Task goal:
Extract, from the records beneath this instruction, each line that contains the word "ntraffic".

== Segment start ==

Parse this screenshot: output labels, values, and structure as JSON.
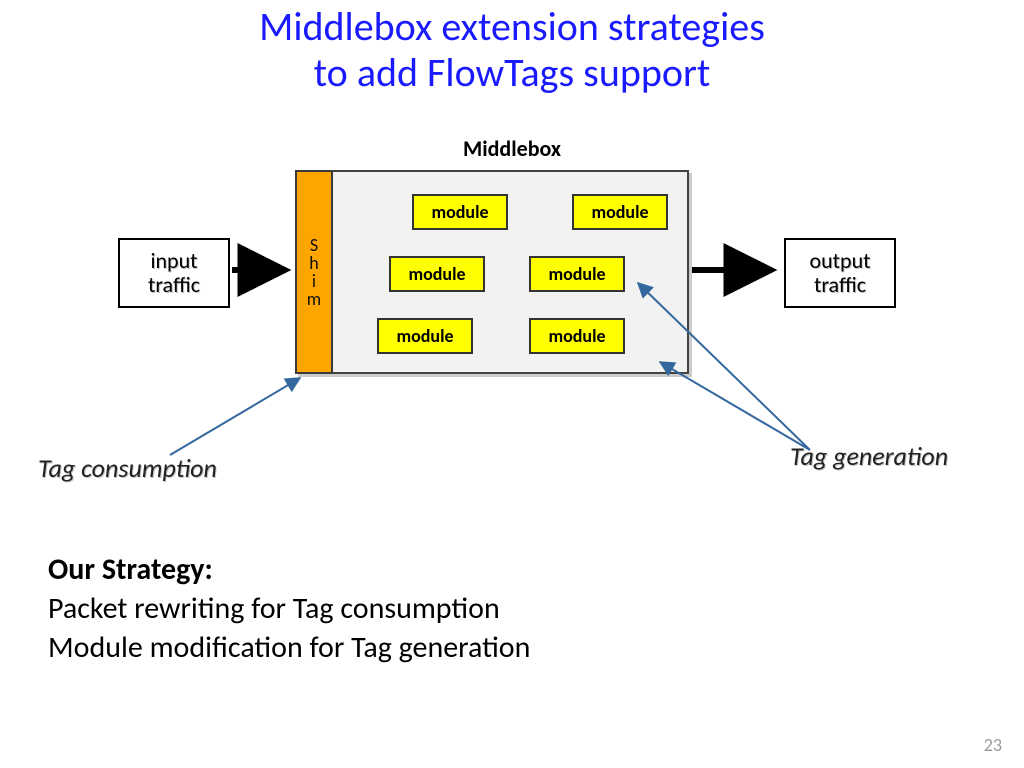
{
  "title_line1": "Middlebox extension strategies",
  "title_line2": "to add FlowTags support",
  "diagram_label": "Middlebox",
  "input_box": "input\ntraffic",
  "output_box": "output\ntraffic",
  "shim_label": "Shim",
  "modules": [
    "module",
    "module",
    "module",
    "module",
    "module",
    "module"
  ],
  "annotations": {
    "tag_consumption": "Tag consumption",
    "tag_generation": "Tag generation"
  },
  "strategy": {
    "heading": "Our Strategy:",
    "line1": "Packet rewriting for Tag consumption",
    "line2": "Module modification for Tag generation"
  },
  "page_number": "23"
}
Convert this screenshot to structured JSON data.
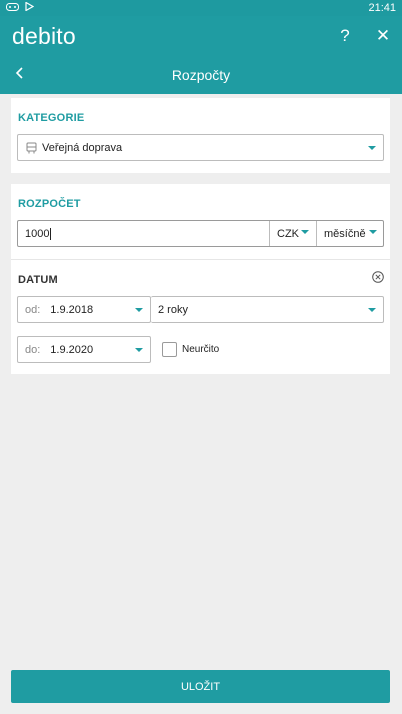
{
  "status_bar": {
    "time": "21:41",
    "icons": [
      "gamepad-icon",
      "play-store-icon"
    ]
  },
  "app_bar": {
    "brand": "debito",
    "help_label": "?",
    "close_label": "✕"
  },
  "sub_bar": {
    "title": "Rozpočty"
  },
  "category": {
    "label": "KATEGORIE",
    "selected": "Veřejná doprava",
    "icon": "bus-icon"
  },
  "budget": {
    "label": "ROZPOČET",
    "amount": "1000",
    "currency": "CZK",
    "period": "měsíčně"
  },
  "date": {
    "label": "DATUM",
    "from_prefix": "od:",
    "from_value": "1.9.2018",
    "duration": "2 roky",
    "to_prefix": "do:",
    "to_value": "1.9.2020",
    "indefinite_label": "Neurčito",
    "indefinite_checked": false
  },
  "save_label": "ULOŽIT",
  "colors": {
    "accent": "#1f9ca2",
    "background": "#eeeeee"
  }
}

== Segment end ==

Solution to this task:
  "input_box": "input\ntraffic",
  "output_box": "output\ntraffic",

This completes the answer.